**Provided entries**.
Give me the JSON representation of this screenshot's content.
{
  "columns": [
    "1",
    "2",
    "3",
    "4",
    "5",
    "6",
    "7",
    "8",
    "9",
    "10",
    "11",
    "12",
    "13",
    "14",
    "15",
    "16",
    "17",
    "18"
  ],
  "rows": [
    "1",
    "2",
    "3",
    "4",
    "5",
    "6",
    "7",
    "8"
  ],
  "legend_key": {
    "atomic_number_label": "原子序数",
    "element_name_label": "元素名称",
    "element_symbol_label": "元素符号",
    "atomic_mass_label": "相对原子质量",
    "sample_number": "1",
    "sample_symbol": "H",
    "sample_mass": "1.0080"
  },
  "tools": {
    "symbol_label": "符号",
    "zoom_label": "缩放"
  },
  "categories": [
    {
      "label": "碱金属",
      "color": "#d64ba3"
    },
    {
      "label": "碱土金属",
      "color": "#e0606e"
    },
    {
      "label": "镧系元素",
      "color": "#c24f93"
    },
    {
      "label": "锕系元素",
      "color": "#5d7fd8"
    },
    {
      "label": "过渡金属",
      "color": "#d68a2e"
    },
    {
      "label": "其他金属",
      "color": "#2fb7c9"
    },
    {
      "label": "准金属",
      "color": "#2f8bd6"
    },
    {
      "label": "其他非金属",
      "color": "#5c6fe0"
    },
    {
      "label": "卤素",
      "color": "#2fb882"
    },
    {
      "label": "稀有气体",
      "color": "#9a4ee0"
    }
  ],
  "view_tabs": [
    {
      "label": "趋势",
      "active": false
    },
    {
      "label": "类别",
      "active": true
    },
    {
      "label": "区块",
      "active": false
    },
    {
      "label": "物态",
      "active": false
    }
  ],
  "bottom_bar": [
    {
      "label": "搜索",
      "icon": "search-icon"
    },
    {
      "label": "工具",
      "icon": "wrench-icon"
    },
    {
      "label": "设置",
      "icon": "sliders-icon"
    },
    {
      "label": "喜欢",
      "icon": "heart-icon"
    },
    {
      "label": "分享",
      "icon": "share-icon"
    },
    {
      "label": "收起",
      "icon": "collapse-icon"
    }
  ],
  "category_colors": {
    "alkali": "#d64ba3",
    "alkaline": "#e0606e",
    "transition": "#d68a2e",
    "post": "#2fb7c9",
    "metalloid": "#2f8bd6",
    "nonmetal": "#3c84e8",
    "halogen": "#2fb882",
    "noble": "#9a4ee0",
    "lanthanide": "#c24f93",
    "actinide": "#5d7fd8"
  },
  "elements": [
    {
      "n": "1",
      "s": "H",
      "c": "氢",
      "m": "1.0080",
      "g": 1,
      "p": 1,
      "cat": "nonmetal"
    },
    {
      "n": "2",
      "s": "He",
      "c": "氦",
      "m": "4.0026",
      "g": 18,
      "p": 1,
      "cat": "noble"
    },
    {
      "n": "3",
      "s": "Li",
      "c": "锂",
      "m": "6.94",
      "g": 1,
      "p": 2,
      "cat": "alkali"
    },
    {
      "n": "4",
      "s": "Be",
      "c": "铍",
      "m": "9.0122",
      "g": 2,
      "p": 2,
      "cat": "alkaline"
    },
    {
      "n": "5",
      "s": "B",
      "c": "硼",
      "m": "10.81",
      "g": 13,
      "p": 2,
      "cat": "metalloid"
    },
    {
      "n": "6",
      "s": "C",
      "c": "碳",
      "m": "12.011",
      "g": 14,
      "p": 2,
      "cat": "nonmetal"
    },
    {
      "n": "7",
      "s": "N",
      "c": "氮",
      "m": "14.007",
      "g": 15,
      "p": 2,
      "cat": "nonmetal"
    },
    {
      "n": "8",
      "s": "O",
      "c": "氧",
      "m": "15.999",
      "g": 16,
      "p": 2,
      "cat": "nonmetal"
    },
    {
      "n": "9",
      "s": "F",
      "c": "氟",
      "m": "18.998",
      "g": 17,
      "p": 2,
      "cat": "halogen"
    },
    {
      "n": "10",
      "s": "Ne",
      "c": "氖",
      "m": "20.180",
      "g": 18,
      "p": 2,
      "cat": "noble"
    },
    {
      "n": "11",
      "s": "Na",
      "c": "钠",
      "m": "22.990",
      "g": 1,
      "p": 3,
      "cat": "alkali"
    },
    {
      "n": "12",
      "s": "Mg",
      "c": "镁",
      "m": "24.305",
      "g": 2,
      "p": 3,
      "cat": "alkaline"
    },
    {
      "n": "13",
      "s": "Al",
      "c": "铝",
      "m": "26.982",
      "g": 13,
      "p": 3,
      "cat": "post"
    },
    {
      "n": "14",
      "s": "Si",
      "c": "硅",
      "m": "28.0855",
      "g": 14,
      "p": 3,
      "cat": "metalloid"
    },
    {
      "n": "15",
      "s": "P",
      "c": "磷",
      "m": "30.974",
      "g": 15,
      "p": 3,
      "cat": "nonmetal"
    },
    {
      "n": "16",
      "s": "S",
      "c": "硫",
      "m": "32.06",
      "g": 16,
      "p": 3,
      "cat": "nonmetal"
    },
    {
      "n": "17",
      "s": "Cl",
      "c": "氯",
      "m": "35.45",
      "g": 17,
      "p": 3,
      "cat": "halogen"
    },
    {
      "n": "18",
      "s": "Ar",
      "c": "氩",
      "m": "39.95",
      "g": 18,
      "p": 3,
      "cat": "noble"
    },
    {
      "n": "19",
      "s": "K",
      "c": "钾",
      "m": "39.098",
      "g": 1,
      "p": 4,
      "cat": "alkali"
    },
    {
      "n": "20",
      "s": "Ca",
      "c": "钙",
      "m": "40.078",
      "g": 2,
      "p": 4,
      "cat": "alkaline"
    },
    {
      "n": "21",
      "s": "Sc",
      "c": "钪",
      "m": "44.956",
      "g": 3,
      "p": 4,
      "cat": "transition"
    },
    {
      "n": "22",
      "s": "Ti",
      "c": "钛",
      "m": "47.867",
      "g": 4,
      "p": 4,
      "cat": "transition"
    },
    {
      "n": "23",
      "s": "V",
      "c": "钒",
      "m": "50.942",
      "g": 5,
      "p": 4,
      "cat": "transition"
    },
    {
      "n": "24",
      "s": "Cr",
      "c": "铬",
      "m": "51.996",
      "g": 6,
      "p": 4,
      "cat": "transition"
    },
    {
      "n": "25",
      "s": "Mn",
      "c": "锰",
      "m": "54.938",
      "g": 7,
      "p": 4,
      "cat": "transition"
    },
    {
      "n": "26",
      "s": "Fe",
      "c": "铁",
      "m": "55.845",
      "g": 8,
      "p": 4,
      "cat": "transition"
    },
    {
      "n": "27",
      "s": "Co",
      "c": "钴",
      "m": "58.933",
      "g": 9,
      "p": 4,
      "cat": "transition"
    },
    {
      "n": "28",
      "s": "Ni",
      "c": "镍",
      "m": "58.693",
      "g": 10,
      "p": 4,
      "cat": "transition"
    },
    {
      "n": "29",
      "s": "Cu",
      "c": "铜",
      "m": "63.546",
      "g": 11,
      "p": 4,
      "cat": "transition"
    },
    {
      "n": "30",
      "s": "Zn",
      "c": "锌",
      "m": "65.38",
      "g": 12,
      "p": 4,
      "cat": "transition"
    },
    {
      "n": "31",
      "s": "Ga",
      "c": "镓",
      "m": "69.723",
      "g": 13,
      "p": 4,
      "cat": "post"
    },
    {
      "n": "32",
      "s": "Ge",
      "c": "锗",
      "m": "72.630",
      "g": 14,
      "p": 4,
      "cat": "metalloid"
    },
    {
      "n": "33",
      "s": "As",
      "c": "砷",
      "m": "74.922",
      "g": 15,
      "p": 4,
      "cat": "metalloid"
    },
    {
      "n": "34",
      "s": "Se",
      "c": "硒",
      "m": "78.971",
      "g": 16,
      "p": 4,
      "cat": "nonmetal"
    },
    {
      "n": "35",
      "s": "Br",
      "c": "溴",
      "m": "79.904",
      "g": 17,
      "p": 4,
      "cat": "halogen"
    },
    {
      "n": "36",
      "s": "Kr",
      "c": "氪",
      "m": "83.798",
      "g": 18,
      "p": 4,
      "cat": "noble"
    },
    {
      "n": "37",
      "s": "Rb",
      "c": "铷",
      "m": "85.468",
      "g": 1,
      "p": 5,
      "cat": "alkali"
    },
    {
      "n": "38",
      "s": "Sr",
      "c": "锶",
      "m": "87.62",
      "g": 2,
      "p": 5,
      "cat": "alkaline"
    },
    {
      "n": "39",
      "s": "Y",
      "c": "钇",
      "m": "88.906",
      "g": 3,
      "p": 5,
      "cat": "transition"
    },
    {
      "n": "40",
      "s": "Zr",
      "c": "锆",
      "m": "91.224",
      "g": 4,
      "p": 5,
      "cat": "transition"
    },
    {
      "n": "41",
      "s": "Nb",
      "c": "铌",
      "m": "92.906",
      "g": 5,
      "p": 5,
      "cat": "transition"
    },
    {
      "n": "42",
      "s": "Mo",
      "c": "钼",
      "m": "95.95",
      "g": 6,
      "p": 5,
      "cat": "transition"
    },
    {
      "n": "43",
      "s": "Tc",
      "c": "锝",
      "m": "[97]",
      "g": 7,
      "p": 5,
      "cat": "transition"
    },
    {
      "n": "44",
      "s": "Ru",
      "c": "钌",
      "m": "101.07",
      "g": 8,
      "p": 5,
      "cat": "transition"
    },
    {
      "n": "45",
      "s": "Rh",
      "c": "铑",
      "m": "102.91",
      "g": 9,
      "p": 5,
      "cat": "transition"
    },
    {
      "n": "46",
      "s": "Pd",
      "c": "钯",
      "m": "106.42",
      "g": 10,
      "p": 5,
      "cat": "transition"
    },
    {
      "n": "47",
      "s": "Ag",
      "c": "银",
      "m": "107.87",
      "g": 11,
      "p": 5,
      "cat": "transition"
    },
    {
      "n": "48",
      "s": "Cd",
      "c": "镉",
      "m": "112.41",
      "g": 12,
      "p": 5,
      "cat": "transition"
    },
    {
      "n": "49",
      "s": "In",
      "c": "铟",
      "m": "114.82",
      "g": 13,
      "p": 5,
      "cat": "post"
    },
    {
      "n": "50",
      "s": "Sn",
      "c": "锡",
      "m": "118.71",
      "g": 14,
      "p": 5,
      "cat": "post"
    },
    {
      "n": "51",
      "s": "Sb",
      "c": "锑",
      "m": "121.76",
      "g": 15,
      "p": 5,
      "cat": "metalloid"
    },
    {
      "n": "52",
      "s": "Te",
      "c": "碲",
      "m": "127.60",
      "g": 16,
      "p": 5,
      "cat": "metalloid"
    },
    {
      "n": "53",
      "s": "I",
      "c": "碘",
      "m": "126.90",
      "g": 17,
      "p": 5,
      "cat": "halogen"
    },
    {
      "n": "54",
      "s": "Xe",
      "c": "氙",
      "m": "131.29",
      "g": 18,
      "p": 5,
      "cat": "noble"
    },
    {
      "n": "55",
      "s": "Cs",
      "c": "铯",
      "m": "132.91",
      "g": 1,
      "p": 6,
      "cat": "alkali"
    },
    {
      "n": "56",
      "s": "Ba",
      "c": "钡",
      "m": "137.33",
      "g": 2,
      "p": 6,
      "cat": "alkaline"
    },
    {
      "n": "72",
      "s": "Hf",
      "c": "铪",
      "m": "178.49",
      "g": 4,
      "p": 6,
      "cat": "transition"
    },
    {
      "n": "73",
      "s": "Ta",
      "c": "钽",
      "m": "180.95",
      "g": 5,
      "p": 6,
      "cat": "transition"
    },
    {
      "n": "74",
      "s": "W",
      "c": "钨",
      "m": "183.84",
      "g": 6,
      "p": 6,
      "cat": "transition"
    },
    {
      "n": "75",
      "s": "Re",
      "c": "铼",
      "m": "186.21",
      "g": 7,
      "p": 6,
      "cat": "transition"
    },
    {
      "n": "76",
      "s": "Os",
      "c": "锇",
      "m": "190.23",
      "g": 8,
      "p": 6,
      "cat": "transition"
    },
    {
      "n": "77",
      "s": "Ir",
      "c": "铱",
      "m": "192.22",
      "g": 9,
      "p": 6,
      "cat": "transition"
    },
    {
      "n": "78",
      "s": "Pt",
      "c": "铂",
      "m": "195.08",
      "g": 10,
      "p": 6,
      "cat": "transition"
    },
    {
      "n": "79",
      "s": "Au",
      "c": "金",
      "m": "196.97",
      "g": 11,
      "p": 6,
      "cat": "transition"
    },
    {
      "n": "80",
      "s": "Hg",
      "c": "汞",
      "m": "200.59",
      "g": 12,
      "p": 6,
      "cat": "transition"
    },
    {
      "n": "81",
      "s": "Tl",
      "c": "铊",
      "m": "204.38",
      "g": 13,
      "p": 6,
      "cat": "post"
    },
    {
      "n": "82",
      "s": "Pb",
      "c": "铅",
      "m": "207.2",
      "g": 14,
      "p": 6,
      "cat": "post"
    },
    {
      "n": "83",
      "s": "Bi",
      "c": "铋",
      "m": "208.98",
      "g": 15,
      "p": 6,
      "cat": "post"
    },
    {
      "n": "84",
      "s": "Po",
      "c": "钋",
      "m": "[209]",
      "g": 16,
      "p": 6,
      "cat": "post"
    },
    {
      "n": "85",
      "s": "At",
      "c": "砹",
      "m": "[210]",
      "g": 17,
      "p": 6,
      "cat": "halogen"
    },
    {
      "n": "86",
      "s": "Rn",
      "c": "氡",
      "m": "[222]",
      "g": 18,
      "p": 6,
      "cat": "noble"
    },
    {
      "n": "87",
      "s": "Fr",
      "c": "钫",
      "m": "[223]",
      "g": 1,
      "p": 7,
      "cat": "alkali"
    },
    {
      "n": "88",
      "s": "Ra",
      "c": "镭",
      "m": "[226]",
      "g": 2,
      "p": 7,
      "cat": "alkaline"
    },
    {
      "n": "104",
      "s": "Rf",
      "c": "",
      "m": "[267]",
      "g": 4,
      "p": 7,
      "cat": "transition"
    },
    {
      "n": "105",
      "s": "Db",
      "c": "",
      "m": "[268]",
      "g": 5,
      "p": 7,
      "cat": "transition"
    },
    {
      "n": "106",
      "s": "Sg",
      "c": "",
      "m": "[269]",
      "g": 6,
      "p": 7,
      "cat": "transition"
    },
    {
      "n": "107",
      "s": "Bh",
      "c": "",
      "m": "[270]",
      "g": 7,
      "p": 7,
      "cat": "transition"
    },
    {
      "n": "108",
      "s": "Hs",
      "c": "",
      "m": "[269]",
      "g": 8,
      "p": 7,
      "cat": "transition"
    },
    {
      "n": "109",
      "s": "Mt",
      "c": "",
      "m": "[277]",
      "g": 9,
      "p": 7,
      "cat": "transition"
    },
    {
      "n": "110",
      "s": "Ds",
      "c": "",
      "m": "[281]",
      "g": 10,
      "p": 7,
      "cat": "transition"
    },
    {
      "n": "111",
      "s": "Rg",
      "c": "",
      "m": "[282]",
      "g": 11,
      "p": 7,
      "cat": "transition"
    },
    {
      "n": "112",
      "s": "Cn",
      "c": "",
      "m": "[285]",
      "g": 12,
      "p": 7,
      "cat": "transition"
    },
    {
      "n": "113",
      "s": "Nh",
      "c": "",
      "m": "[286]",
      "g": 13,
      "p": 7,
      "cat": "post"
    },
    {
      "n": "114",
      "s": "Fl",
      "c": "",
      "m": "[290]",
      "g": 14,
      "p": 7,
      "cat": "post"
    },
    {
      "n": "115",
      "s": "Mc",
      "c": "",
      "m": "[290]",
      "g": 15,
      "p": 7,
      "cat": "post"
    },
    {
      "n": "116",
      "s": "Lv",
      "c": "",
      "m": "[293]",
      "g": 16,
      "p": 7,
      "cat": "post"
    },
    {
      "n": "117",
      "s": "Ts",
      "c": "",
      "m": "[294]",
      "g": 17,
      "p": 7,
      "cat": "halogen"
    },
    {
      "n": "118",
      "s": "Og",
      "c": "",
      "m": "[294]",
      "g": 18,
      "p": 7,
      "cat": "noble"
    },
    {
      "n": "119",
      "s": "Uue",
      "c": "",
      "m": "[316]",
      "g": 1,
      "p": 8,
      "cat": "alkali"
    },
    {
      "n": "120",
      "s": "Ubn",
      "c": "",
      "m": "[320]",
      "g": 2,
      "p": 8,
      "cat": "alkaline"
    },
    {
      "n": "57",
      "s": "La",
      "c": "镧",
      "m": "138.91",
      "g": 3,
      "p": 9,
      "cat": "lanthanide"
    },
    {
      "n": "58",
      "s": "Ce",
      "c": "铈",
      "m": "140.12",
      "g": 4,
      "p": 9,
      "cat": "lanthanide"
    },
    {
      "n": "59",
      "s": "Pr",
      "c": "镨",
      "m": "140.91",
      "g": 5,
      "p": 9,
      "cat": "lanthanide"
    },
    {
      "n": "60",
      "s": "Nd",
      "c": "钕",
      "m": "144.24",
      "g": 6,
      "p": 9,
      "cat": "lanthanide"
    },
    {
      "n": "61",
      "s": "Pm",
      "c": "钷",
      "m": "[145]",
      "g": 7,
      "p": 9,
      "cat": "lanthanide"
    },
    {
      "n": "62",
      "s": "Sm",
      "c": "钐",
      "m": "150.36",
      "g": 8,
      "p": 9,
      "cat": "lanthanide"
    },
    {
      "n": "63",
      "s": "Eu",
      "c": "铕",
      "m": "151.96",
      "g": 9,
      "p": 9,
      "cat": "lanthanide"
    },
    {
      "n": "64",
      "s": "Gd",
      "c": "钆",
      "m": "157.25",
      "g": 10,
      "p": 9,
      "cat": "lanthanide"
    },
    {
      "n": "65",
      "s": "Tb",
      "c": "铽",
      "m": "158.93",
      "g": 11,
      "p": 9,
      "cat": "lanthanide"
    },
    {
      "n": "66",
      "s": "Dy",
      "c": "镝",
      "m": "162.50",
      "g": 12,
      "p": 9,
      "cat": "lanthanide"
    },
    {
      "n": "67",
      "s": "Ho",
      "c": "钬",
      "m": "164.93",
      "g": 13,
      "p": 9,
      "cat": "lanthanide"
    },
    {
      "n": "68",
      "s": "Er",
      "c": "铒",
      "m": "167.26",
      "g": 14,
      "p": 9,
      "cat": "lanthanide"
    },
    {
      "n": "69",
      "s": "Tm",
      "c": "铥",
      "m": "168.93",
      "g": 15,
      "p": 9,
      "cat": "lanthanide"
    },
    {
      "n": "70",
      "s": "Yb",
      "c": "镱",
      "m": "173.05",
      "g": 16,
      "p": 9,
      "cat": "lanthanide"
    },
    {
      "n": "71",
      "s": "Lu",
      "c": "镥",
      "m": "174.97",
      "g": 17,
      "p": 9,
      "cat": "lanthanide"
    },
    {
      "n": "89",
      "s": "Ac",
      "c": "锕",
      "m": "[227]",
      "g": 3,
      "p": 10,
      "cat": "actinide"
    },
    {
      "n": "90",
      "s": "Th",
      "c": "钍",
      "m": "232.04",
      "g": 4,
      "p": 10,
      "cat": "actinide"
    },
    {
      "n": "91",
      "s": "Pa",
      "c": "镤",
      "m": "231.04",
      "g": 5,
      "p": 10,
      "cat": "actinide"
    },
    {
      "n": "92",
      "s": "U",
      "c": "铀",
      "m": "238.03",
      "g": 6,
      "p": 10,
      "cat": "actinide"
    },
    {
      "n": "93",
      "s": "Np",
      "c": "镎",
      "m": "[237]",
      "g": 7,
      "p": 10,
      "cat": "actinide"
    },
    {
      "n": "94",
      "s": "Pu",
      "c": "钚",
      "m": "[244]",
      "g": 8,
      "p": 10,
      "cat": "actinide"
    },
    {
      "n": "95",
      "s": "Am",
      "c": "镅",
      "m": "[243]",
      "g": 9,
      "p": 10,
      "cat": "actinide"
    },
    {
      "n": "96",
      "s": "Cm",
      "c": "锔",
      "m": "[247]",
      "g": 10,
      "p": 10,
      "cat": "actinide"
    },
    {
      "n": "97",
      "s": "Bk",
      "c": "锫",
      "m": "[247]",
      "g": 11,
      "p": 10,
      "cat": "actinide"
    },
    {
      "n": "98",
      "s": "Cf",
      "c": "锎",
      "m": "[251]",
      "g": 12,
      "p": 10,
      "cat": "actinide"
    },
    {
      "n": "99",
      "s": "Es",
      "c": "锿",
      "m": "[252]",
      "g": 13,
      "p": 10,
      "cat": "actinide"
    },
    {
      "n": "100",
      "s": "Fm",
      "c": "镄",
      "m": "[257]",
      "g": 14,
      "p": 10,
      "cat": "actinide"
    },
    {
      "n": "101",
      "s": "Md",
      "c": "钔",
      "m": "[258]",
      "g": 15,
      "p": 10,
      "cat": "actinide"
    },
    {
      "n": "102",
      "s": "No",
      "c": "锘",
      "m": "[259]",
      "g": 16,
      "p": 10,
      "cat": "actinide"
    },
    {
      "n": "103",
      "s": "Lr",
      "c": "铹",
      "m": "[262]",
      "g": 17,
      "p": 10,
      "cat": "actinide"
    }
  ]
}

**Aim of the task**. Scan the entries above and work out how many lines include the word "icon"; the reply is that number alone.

**Reply to the task**. 6